The data is needed to evaluate efficacy of vaccines, which has become significant in the context of Omicron. It is important for researchers to have access to information about who has received the vaccine so that we can link this with the data that we have on breakthrough infections and deaths.
“If we are able to put the data together, we can get a picture of how well the vaccines work - which is particularly important in the context of a new variant,” says Prof Debbie Bradshaw a Chief Specialist Scientist at the SAMRC.
“The SAMRC will work with the Western Cape Department of Health to utilize this data for research purposes and for nothing else, researchers evaluating this data will be an extension of the NDoH team,” confirmed Prof Glenda Gray, SAMRC President and CEO. NDoH will continue to work with the National Institute for Communicable Diseases on breakthrough infections shared through their dashboard, added Gray.
The NDoH is the owner of the Electronic Vaccination Data System (EVDS). This system has been designed as the central registry of all Vaccination Events and Matrices. NDoH is therefore responsible for ensuring that appropriate data protection and governance policies are applied to comply with legislative requirements and to monitor legitimate, appropriate, and proportionate use and processing of the EVDS data.
We appreciate the support from the NDoH, health data is important in research to better understand diseases and improve health care decisions and delivery, said Gray.
NOTE TO THE EDITOR:
The SAMRC’s Burden of Disease Research Unit collects and analyses data on South Africa’s health status to estimate and monitor the burden of disease, the impact of health problems, and factors associated with the health of the population.

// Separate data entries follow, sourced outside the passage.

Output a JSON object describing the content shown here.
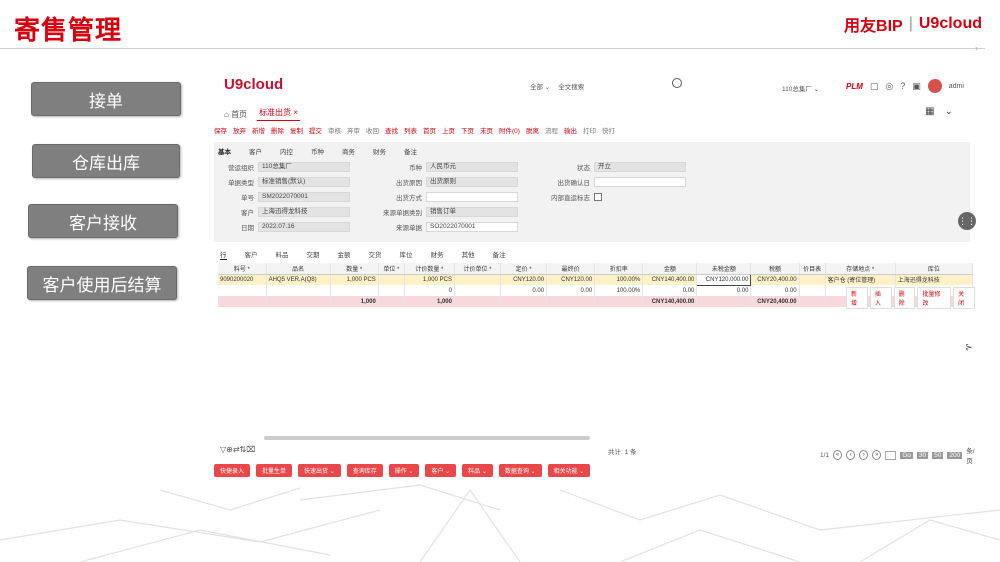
{
  "slide": {
    "title": "寄售管理",
    "brand_left": "用友BIP",
    "brand_sep": "|",
    "brand_right": "U9cloud"
  },
  "side_buttons": [
    "接单",
    "仓库出库",
    "客户接收",
    "客户使用后结算"
  ],
  "app": {
    "logo": "U9cloud",
    "search_scope": "全部 ⌄",
    "search_placeholder": "全文搜索",
    "org_selector": "110总集厂 ⌄",
    "plm_label": "PLM",
    "user": "admi",
    "home_tab": "首页",
    "active_tab": "标准出货 ×",
    "toolbar": [
      "保存",
      "放弃",
      "新增",
      "删除",
      "复制",
      "提交",
      "审核",
      "弃审",
      "收回",
      "查找",
      "列表",
      "首页",
      "上页",
      "下页",
      "末页",
      "附件(0)",
      "脱离",
      "流程",
      "输出",
      "打印",
      "快打"
    ],
    "form_tabs": [
      "基本",
      "客户",
      "内控",
      "币种",
      "商务",
      "财务",
      "备注"
    ],
    "fields": {
      "org_label": "营运组织",
      "org_value": "110总集厂",
      "currency_label": "币种",
      "currency_value": "人民币元",
      "status_label": "状态",
      "status_value": "开立",
      "doctype_label": "单据类型",
      "doctype_value": "标准销售(默认)",
      "ship_reason_label": "出货原因",
      "ship_reason_value": "出货原则",
      "ship_confirm_label": "出货确认日",
      "docno_label": "单号",
      "docno_value": "SM2022070001",
      "ship_method_label": "出货方式",
      "internal_label": "内部直运标志",
      "customer_label": "客户",
      "customer_value": "上海迅得龙科技",
      "src_type_label": "来源单据类别",
      "src_type_value": "销售订单",
      "date_label": "日期",
      "date_value": "2022.07.16",
      "src_doc_label": "来源单据",
      "src_doc_value": "SO2022070001"
    },
    "grid_tabs": [
      "行",
      "客户",
      "料品",
      "交期",
      "金额",
      "交货",
      "库位",
      "财务",
      "其他",
      "备注"
    ],
    "grid": {
      "headers": [
        "料号 *",
        "品名",
        "数量 *",
        "单位 *",
        "计价数量 *",
        "计价单位 *",
        "定价 *",
        "最终价",
        "折扣率",
        "金额",
        "未税金额",
        "税额",
        "价目表",
        "存储地点 *",
        "库位"
      ],
      "rows": [
        [
          "9090200020",
          "AHQ5 VER.A(Q8)",
          "1,000 PCS",
          "",
          "1,000 PCS",
          "",
          "CNY120.00",
          "CNY120.00",
          "100.00%",
          "CNY140,400.00",
          "CNY120,000.00",
          "CNY20,400.00",
          "",
          "客户仓 (寄位管理)",
          "上海迅得龙科技"
        ],
        [
          "",
          "",
          "",
          "",
          "0",
          "",
          "0.00",
          "0.00",
          "100.00%",
          "0.00",
          "0.00",
          "0.00",
          "",
          "",
          ""
        ]
      ],
      "total": [
        "",
        "",
        "1,000",
        "",
        "1,000",
        "",
        "",
        "",
        "",
        "CNY140,400.00",
        "",
        "CNY20,400.00",
        "",
        "",
        ""
      ]
    },
    "row_buttons": [
      "新增",
      "插入",
      "删除",
      "批量修改",
      "关闭"
    ],
    "pager": {
      "total_text": "共计: 1 条",
      "page": "1/1",
      "go": "Go",
      "sizes": [
        "30",
        "50",
        "200"
      ],
      "per_page": "条/页"
    },
    "actions": [
      "快捷录入",
      "批量生单",
      "快速出货 ⌄",
      "查询库存",
      "操作 ⌄",
      "客户 ⌄",
      "料品 ⌄",
      "数据查询 ⌄",
      "相关功能 ⌄"
    ]
  }
}
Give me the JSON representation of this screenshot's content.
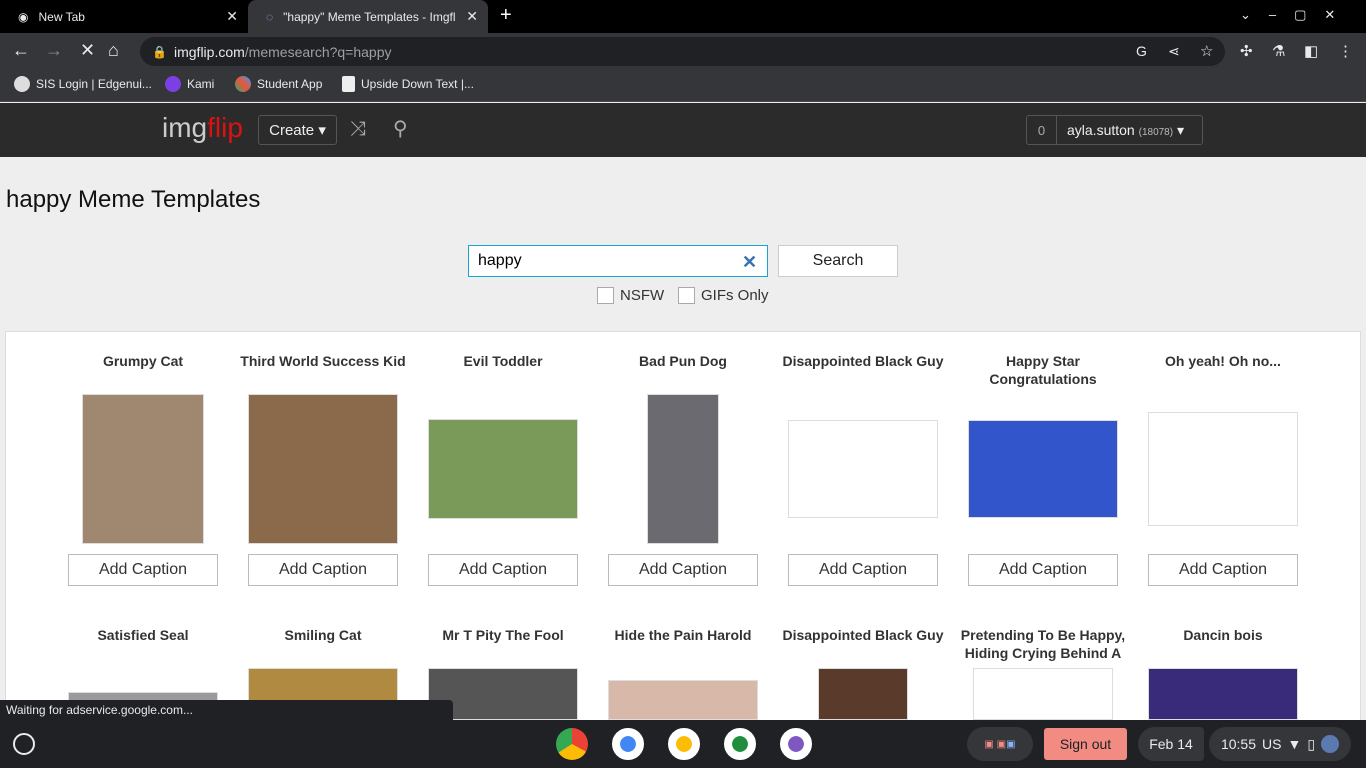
{
  "browser": {
    "tabs": [
      {
        "label": "New Tab"
      },
      {
        "label": "\"happy\" Meme Templates - Imgfl"
      }
    ],
    "url_host": "imgflip.com",
    "url_path": "/memesearch?q=happy",
    "bookmarks": [
      {
        "label": "SIS Login | Edgenui..."
      },
      {
        "label": "Kami"
      },
      {
        "label": "Student App"
      },
      {
        "label": "Upside Down Text |..."
      }
    ]
  },
  "site": {
    "logo": "imgflip",
    "create_label": "Create",
    "notif_count": "0",
    "username": "ayla.sutton",
    "points": "(18078)"
  },
  "page": {
    "title": "happy Meme Templates",
    "search_value": "happy",
    "search_button": "Search",
    "nsfw_label": "NSFW",
    "gifs_label": "GIFs Only",
    "add_caption": "Add Caption"
  },
  "memes_row1": [
    {
      "title": "Grumpy Cat",
      "color": "#a08870"
    },
    {
      "title": "Third World Success Kid",
      "color": "#8a6a4a"
    },
    {
      "title": "Evil Toddler",
      "color": "#7a9a5a"
    },
    {
      "title": "Bad Pun Dog",
      "color": "#6a6a70"
    },
    {
      "title": "Disappointed Black Guy",
      "color": "#ffffff"
    },
    {
      "title": "Happy Star Congratulations",
      "color": "#3355cc"
    },
    {
      "title": "Oh yeah! Oh no...",
      "color": "#ffffff"
    }
  ],
  "memes_row2": [
    {
      "title": "Satisfied Seal",
      "color": "#9a9a9a"
    },
    {
      "title": "Smiling Cat",
      "color": "#b08a40"
    },
    {
      "title": "Mr T Pity The Fool",
      "color": "#555555"
    },
    {
      "title": "Hide the Pain Harold",
      "color": "#d8b8a8"
    },
    {
      "title": "Disappointed Black Guy",
      "color": "#5a3a2a"
    },
    {
      "title": "Pretending To Be Happy, Hiding Crying Behind A Mask",
      "color": "#ffffff"
    },
    {
      "title": "Dancin bois",
      "color": "#3a2a7a"
    }
  ],
  "status": "Waiting for adservice.google.com...",
  "shelf": {
    "signout": "Sign out",
    "date": "Feb 14",
    "time": "10:55",
    "locale": "US"
  }
}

The Unit publishes Reports on Weekly Deaths in South Africa on its website: https://www.samrc.ac.za/reports/report-weekly-deaths-south-africa
Manager: Public Relations
Tel: +27 21 9380407
Cell: +27 78 313 5798